One hundred more stores will get the “Growth treatment” in 2020. Macy’s announced plans to close nearly 30 stores in January.
“Digging deeper, the average neighborhood brick-and-mortar store being closed generates $11.2 million in sales per box, or 60% below the fleet average by our work, and 80% below the current Growth 150 brick-and-mortar store base,” JPMorgan wrote.
Analysts think the Growth 250 stores will ring up more than 75% of Macy’s brick-and-mortar sales by the end of fiscal 2022, though they will account for just 55% of Macy’s fleet.
JPMorgan rates Macy’s stock underweight.
Macy’s operates about 680 stores that are either a Macy’s or Bloomingdale’s location, and another 190 stores under the Bloomingdale’s The Outlet, Bluemercury or Macy’s Backstage banners.
While the plan sounds dramatic, the time for a big change had come.
“Following a weak 2019, department stores must radically accelerate changes to their format and product offering in 2020,” wrote Moody’s analysts led by Christina Boni, a vice president with the group, in a report published Jan. 15.
“The sector heavily underperformed the broader retail industry in 2019, despite continued investments and offering updates.”
Macy’s reported same-store sales declines over the holiday period.
For the fourth quarter, Macy’s estimates sales of $8.30 billion, a 0.6% same-store sales decline on an owned basis, and a 0.5% decline on an owned-plus-licensed basis. The FactSet consensus is for sales of $8.31 billion and a same-store sales decline of 1.1%.

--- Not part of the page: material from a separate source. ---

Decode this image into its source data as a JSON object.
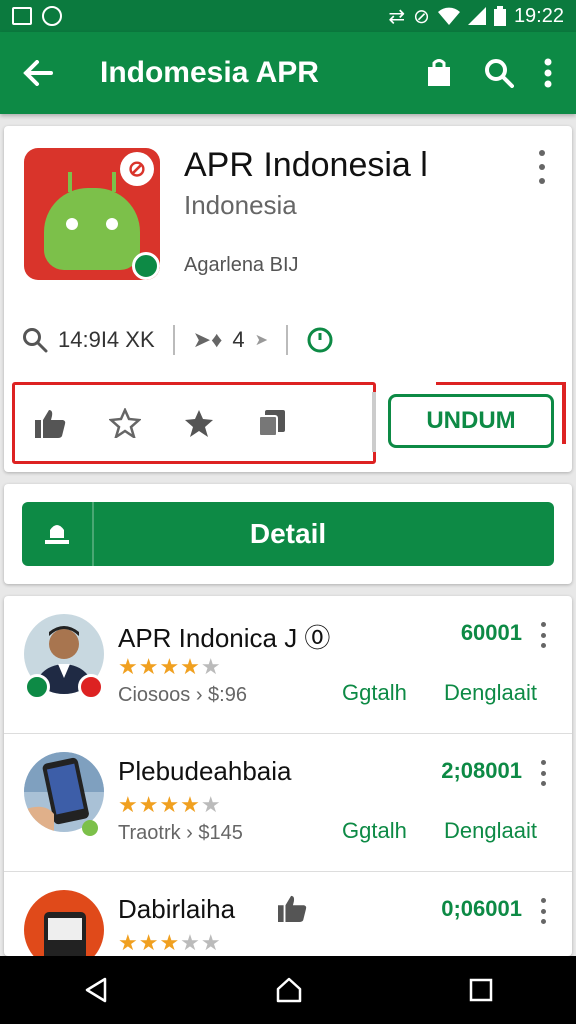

Macy’s is scheduled to report fourth-quarter earnings on Feb. 25.
Macy’s is guiding for fiscal 2020 sales of $23.6 billion to $23.9 billion, adjusted earnings per share, excluding asset sale gains of $2.20 to $2.40, a 1.5% to 2.5% same-store sales decline in an owned-plus-licensed basis and, on an owned basis, same-store sales that are about 40 basis points better.
FactSet forecasts sales of $24.36 billion, EPS of $2.40, and a same-store sales increase of 0.3%.

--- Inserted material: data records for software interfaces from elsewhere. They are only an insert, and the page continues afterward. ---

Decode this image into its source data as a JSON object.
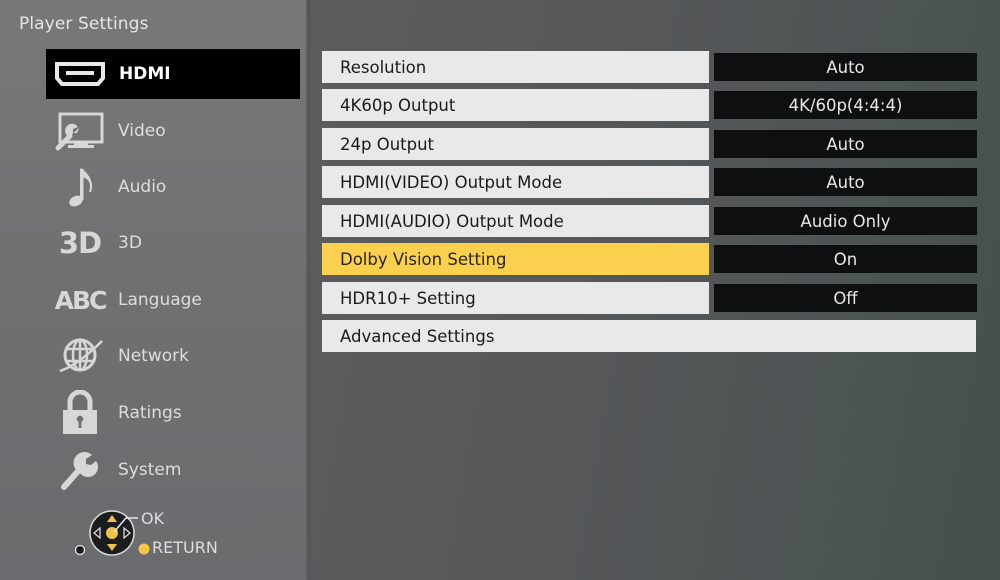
{
  "header": {
    "title": "Player Settings"
  },
  "sidebar": {
    "items": [
      {
        "label": "HDMI",
        "icon": "hdmi-port-icon",
        "active": true
      },
      {
        "label": "Video",
        "icon": "video-settings-icon"
      },
      {
        "label": "Audio",
        "icon": "music-note-icon"
      },
      {
        "label": "3D",
        "icon": "3d-icon",
        "glyph": "3D"
      },
      {
        "label": "Language",
        "icon": "language-abc-icon",
        "glyph": "ABC"
      },
      {
        "label": "Network",
        "icon": "globe-network-icon"
      },
      {
        "label": "Ratings",
        "icon": "padlock-icon"
      },
      {
        "label": "System",
        "icon": "wrench-icon"
      }
    ]
  },
  "settings": {
    "rows": [
      {
        "label": "Resolution",
        "value": "Auto"
      },
      {
        "label": "4K60p Output",
        "value": "4K/60p(4:4:4)"
      },
      {
        "label": "24p Output",
        "value": "Auto"
      },
      {
        "label": "HDMI(VIDEO) Output Mode",
        "value": "Auto"
      },
      {
        "label": "HDMI(AUDIO) Output Mode",
        "value": "Audio Only"
      },
      {
        "label": "Dolby Vision Setting",
        "value": "On",
        "focused": true
      },
      {
        "label": "HDR10+ Setting",
        "value": "Off"
      },
      {
        "label": "Advanced Settings"
      }
    ]
  },
  "nav_hints": {
    "ok_label": "OK",
    "return_label": "RETURN"
  },
  "colors": {
    "focus": "#fbd04e",
    "active_bg": "#000000",
    "value_bg": "#0d0f10",
    "row_bg": "#e9e9ea"
  }
}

Even with the anticipated changes, experts say there’s more to be desired.
“There’s got to be some value for why you’d go to a Macy’s,” said Stephen Beck, founder of cg42, a management consulting firm. “Historically it was quality and variety. Now you can get quality at a lot of different places and variety can be had at home at your fingertips.”
Instead, the retailer should be asking who they’re serving and why they would go to Macy’s.

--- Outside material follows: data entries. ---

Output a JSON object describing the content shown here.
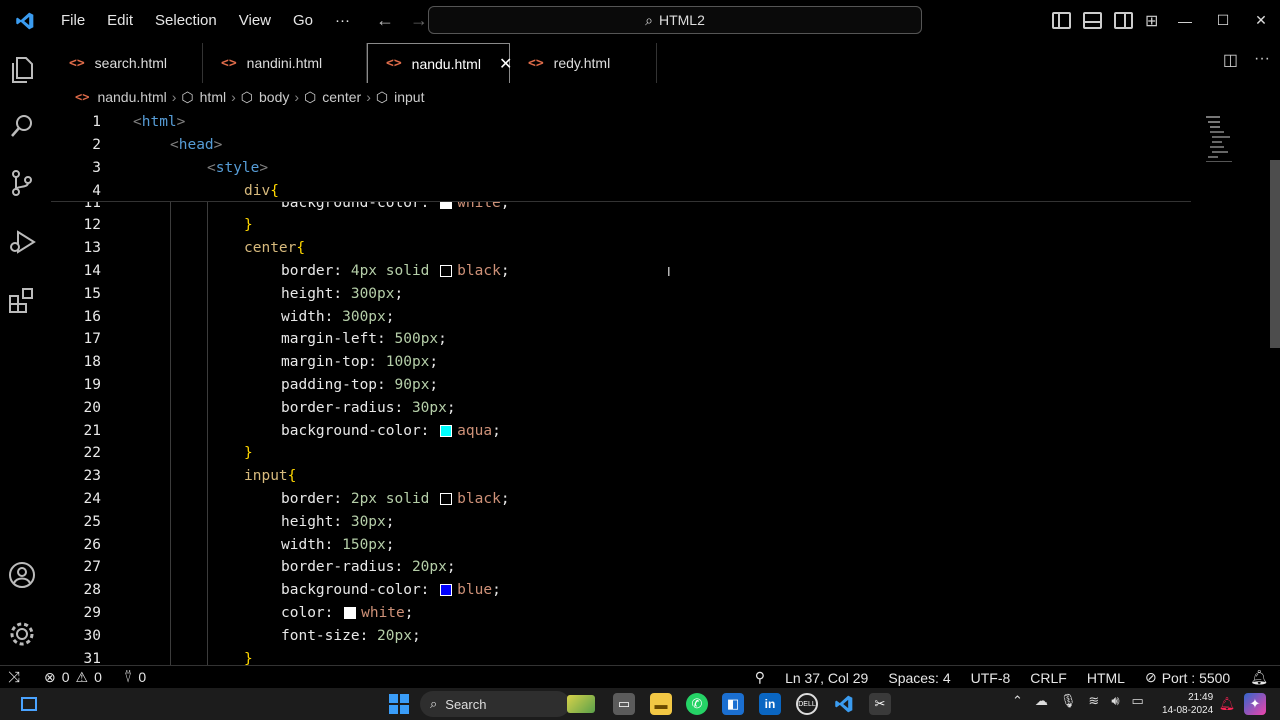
{
  "titlebar": {
    "menu": [
      "File",
      "Edit",
      "Selection",
      "View",
      "Go",
      "···"
    ],
    "command_center": "HTML2"
  },
  "tabs": [
    {
      "label": "search.html",
      "active": false
    },
    {
      "label": "nandini.html",
      "active": false
    },
    {
      "label": "nandu.html",
      "active": true
    },
    {
      "label": "redy.html",
      "active": false
    }
  ],
  "breadcrumb": [
    "nandu.html",
    "html",
    "body",
    "center",
    "input"
  ],
  "sticky_lines": [
    {
      "n": "1",
      "indent": 0,
      "text": "<html>"
    },
    {
      "n": "2",
      "indent": 1,
      "text": "<head>"
    },
    {
      "n": "3",
      "indent": 2,
      "text": "<style>"
    },
    {
      "n": "4",
      "indent": 3,
      "text": "div{"
    }
  ],
  "code_lines": [
    {
      "n": "11",
      "kind": "prop",
      "prop": "background-color",
      "swatch": "#ffffff",
      "value": "white",
      "unit": ""
    },
    {
      "n": "12",
      "kind": "close"
    },
    {
      "n": "13",
      "kind": "selector",
      "text": "center"
    },
    {
      "n": "14",
      "kind": "prop",
      "prop": "border",
      "value_prefix": "4px solid",
      "swatch": "#000000",
      "value": "black",
      "unit": ""
    },
    {
      "n": "15",
      "kind": "prop",
      "prop": "height",
      "number": "300",
      "unit": "px"
    },
    {
      "n": "16",
      "kind": "prop",
      "prop": "width",
      "number": "300",
      "unit": "px"
    },
    {
      "n": "17",
      "kind": "prop",
      "prop": "margin-left",
      "number": "500",
      "unit": "px"
    },
    {
      "n": "18",
      "kind": "prop",
      "prop": "margin-top",
      "number": "100",
      "unit": "px"
    },
    {
      "n": "19",
      "kind": "prop",
      "prop": "padding-top",
      "number": "90",
      "unit": "px"
    },
    {
      "n": "20",
      "kind": "prop",
      "prop": "border-radius",
      "number": "30",
      "unit": "px"
    },
    {
      "n": "21",
      "kind": "prop",
      "prop": "background-color",
      "swatch": "#00ffff",
      "value": "aqua",
      "unit": ""
    },
    {
      "n": "22",
      "kind": "close"
    },
    {
      "n": "23",
      "kind": "selector",
      "text": "input"
    },
    {
      "n": "24",
      "kind": "prop",
      "prop": "border",
      "value_prefix": "2px solid",
      "swatch": "#000000",
      "value": "black",
      "unit": ""
    },
    {
      "n": "25",
      "kind": "prop",
      "prop": "height",
      "number": "30",
      "unit": "px"
    },
    {
      "n": "26",
      "kind": "prop",
      "prop": "width",
      "number": "150",
      "unit": "px"
    },
    {
      "n": "27",
      "kind": "prop",
      "prop": "border-radius",
      "number": "20",
      "unit": "px"
    },
    {
      "n": "28",
      "kind": "prop",
      "prop": "background-color",
      "swatch": "#0000ff",
      "value": "blue",
      "unit": ""
    },
    {
      "n": "29",
      "kind": "prop",
      "prop": "color",
      "swatch": "#ffffff",
      "value": "white",
      "unit": ""
    },
    {
      "n": "30",
      "kind": "prop",
      "prop": "font-size",
      "number": "20",
      "unit": "px"
    },
    {
      "n": "31",
      "kind": "close"
    }
  ],
  "statusbar": {
    "errors": "0",
    "warnings": "0",
    "ports": "0",
    "position": "Ln 37, Col 29",
    "spaces": "Spaces: 4",
    "encoding": "UTF-8",
    "eol": "CRLF",
    "language": "HTML",
    "port": "Port : 5500"
  },
  "taskbar": {
    "search": "Search",
    "time": "21:49",
    "date": "14-08-2024"
  },
  "colors": {
    "tag": "#808080",
    "tagname": "#569cd6",
    "selector": "#d7ba7d",
    "brace": "#ffd700",
    "value": "#ce9178",
    "number": "#b5cea8"
  }
}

“Until they answer those questions, I think you’ll continue to see them struggle,” Beck said.
Macy’s has also announced a new, smaller store format that will open in Dallas on Feb. 6. Market by Macy’s will cover 20,000 square feet offering items from specialty designers, local brands, an exclusive beauty brand, Getchell’s Apothecary and Herald, an in-store food and beverage outlet.
“The work for Macy’s today is to figure out how to bring the community aspect to their customers in a way that is not a mall flagship. How to translate the history and tradition to modern times,” said Shelly Socol, chief executive of One Rockwell, an e-commerce agency serving lifestyle brands.
Making deep cuts is also a good idea because it’ll allow the company to take a few necessary risks, according to Jonathan Treiber, chief executive of RevTrax, a platform that manages special offers and discounts.
“The bigger issue is whether Macy’s needs a rebrand and whether Macy’s will carry brand value for those marketplace participants, or will the Macy’s brand be a deterrent for upstart brands to want to get involved,” he said.
On the bright side, he notes that Macy’s isn’t weighed down by debt in the same way that a lot of troubled retailers are. Moody’s backs that up.
“Macy’s has continued to pursue a conservative financial policy by reducing debt by in excess of $2.7 billion in the past three years, which has provided support to its credit profile in the face of weakening operating performance,” Moody’s Boni said in a Wednesday morning comment.
Macy’s stock rose 6% in Wednesday trading, but has tumbled more than 31% over the past year. The ProShares Decline of the Retail Store ETF EMTY, -2.85% is up 2.1% for the past 12 months, and the S&P 500 index SPX, +1.13% has gained 22% over the past year.